Jethro, priest of Midian, Moses’ father-in-law, heard all that God had done for Moses and Israel, how YHVH had brought Israel out from Egypt. (Exodus 18:1)
In this week’s Torah portion, the Children of Israel encamp at Mount Sinai and receive the Ten Commandments. What could be more central to the Torah than this very moment of communion between YHVH and the people that YHVH has liberated? One might find it odd, therefore, that the name of this portion is Yitro, “Jethro”. Why is it not named “Mount Sinai”, or some other title that would draw us to the most sublime moment in the Torah?
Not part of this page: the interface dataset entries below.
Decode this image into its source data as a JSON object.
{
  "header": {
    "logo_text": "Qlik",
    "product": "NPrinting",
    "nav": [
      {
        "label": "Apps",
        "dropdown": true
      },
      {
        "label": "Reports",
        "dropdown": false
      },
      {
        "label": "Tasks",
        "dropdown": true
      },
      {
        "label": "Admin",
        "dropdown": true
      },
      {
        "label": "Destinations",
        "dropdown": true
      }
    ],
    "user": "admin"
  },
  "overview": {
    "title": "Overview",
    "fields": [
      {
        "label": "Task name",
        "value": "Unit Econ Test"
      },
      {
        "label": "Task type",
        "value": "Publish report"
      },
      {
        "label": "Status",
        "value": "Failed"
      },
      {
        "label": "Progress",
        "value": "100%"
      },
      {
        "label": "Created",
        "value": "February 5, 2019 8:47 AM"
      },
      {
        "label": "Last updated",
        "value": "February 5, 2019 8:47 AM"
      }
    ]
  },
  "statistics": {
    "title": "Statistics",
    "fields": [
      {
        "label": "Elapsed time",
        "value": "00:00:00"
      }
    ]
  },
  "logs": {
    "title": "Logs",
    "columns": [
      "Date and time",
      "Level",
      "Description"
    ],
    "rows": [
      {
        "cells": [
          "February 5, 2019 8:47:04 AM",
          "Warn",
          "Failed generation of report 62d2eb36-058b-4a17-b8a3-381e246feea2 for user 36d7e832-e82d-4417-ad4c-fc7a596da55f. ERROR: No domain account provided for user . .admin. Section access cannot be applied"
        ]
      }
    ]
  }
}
I love asking this kind of question about the Torah. By following these byways Jewish Torah commentators unearth hidden insights from our sacred narrative. So let us ask today, what was so important about Jethro, Moses’ father-in-law, that he merits the portion containing the Ten Commandments to be named in his honor?
One can argue that without Jethro’s presence in Moses’ life, Moses would never have been able to lead the Children of Israel to freedom.